Cold heading is more efficient than machining, allowing rapid production of large quantities while maintaining tolerances as close as +/- .002″ without secondary operations.




A progression is the process of developing gradually towards a more advanced state. Starting with the slug, each step of the progression forms the material closer and closer to its’ final shape. Intricate fasteners often require a longer progression than simple fasteners, as many simple fasteners may be completed in 1-2 blows from a cold heading machine.

Progressions are not the same for every part. Each type of fastener or component has its’ very own series of punches, dies, and hammers which have been engineered to a unique specification. Material requirements also play a role in how the progression is designed. Softer metals will form more readily (e.g. Copper, Aluminum) while harder metals (e.g. Stainless Steel, Nickel Alloy) may require multiple blows to achieve its’ final form.

Basic Forming Techniques

Upsets and extrusions are two basic types of techniques used in cold headed manufacturing. These techniques involve the controlled forming of a material by applying enough force for the material to fill a voided space within a die. Each die is engineered accordingly, to produce the proper amount of material movement throughout the progression.


Cold Heading Upset


Upsets are the most common and basic technique used in cold heading today. An upset is formed when the slug is reduced in height and the starting diameter is increased. This technique is often used to create the head of the part, and may be formed with open tooling, between tooling, or enclosed tooling – depending on the upset location and shape. Integral parts may require multiple heads and diameters. To achieve these complex configurations, different upsets are incorporated throughout the part’s progression.



Another common cold heading technique is called an extrusion. There are two types of extrusions: forward extrusions, and backward extrusions.

Cold Heading Forward Extrusion                                                                              Cold Heading Backward Extrusion

Forward extrusions force the material through a smaller diameter orifice, thereby reducing its diameter and increasing its length. The starting material may be partially or totally contained in the tooling before the start of this type of extrusion.

Backward extrusions force material to flow around a penetrating punch or pin while being contained in a die or punch insert. This extrusion is typically used to form a hole or cavity inside a part.

Secondary Operations

Complex fasteners and components often require secondary operations to produce finished parts. These operations cannot be performed on a cold heading machine and are complimentary to the cold heading process.

  • Thread Roll
  • Drill and Tap
  • Knurling and Grooving
  • Stamping
  • Heat Treat
  • Plating
  • Grind and Shave
  • Metal Finishing & Polishing
  • CNC Milling
  • Flatten
  • Pierce

 Grandeur Fasteners – Cold Headed Products

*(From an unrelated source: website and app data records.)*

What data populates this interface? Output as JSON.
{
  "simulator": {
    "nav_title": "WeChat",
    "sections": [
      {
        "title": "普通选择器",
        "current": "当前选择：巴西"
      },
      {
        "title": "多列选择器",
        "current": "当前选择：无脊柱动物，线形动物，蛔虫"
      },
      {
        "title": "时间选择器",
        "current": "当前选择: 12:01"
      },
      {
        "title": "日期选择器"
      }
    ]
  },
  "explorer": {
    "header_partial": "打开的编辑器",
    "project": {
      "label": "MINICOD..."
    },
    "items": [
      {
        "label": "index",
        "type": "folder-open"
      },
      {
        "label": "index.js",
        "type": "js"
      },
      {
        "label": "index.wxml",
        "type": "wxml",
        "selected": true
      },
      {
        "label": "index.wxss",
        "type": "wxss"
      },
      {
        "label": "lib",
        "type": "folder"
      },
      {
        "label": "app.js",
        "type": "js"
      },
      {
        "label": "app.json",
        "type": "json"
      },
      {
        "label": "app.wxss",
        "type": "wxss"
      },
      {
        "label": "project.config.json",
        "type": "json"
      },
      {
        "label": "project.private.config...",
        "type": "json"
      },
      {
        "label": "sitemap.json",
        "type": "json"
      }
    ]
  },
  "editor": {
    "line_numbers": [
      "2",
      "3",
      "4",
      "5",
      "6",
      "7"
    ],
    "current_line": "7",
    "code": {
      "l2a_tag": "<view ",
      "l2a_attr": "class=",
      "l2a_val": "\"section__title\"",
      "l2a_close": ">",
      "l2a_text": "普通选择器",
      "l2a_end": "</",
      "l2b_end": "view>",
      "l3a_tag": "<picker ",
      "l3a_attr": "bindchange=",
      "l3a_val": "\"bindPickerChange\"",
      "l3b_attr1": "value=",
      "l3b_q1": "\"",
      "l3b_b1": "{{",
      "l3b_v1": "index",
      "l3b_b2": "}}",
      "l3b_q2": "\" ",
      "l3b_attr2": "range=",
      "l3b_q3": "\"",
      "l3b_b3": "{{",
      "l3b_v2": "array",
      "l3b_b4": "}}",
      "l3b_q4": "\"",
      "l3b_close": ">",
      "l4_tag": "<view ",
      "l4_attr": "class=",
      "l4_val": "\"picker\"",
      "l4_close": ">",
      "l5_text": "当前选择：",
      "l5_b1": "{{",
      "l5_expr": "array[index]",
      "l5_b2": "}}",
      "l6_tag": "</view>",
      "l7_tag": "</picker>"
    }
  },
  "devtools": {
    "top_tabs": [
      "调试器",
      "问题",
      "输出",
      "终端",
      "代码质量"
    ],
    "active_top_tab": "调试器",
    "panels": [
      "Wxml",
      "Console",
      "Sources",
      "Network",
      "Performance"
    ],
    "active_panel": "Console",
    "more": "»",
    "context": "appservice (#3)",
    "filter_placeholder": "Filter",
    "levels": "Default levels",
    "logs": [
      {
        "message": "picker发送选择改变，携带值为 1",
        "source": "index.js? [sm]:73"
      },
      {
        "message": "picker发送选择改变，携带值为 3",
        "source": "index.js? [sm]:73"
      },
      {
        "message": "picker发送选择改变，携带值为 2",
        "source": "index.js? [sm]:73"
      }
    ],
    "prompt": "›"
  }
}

Cold heading was originally created to manufacture fasteners. However, given today’s technological advancements and research, cold headed parts, fasteners, and components can be found in thousands of various products and structures around the world. This process is continuously being developed for new applications, allowing a growth in manufacturing and a reduction in cost for manufacturers.

Since 1975, we have continuously improved our process while finding new ways to help our customers reduce cost. As the leading and best cold headed supplier in the industry, Grandeur manufactures customer specific and highly specialized fasteners with unmatched quality. If your fastener or component needs require something special, whether in material or design, then Grandeur Fasteners may be a great fit for you. Contact us today to request a quote or inquire if cold heading is right for you!

Products Manufactured through Cold Heading



By: Derrick Pledger

Inside Sales and Marketing
Phone: 479-489-5168
Grandeur Fasteners, Inc.